In a competitive market, a product’s development cycle and time to market is key to the viability and planning of a product. Having to pad the launch by a few months because of the provisioning of IT could scupper the entire product proposal. While IT has a tendency and history of not delivering on time, cloud computing can, in some cases, reduce the time to deliver, particularly if the alternative involves a long hardware, software and networking procurement process.
Because the cloud computing is about consumption of units of computing that are billed monthly (or daily, or some other period), the idea that computing costs are operational expenditure rather than capital expenditure is often touted as a benefit of cloud computing. While true and relevant in some cases, financial models and needs of businesses cannot be generally applied. Different businesses have different (and complex) financial models that may or may not find the capex of IT hardware a decisive issue.
Enterprise IT Backlog
Lurking within all businesses is the dissatisfaction in the rate of delivery of centralised IT which seldom has the skills and resource bandwidth to cope with the torrent of new business requirements and applications. Rather than having their particular needs sit for months or years in the enterprise IT backlog, disgruntled and impatient business units are taking their budgets to external organizations for fulfilment. The tradition of getting and external development company to develop bespoke solutions and force enterprise IT to install and support it will be replaced by development, support and operations being completely off site. Leaving internal IT in the dark and toothless. Salesforce.com has ridden this demand and many cloud providers will cater to these rogue bespoke solutions.
Domain Specific Clouds

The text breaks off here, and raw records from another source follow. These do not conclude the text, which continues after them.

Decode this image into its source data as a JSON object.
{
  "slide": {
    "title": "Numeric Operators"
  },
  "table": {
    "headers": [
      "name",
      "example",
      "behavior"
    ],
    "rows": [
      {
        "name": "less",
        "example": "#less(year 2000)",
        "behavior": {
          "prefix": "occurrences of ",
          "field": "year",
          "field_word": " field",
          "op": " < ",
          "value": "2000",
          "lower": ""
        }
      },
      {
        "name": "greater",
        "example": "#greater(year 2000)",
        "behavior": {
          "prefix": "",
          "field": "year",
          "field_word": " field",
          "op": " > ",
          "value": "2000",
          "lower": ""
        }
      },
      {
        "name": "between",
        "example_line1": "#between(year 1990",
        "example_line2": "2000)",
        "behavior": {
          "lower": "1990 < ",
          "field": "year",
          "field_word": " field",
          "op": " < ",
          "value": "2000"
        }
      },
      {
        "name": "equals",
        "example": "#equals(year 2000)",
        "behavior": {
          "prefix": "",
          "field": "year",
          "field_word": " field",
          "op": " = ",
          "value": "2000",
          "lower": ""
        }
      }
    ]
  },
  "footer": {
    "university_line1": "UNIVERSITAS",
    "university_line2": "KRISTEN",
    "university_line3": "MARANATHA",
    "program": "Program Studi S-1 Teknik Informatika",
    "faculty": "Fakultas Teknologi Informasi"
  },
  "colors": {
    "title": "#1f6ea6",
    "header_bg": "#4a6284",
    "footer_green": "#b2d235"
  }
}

Hollywood studios have a need to do a lot of CG rendering towards the end of movie production when time is running out. Having the necessary horsepower sitting around for when it is needed is expensive and quickly becomes redundant so studios hand rendering over to third parties that have huge capacities to take on particular jobs. While not cloud computing per se (for example, I am sure they ship data on rather large hard disks rather than use the internet) the idea of having specialised processing service that offer more than just computing power is beginning to be embraced into the cloud computing landscape and the term ‘Domain Specific Cloud’ is being tossed around. A more common example is data mining, which addresses a whole lot of services including forensics, fraud detection, deduplication and other value added services that are a lot more than just raw computing.
So what are these new ways of doing business that are emerging as a result of the value that can be realised from cloud computing?
Continue to part 4 : ‘Emerging Business Models’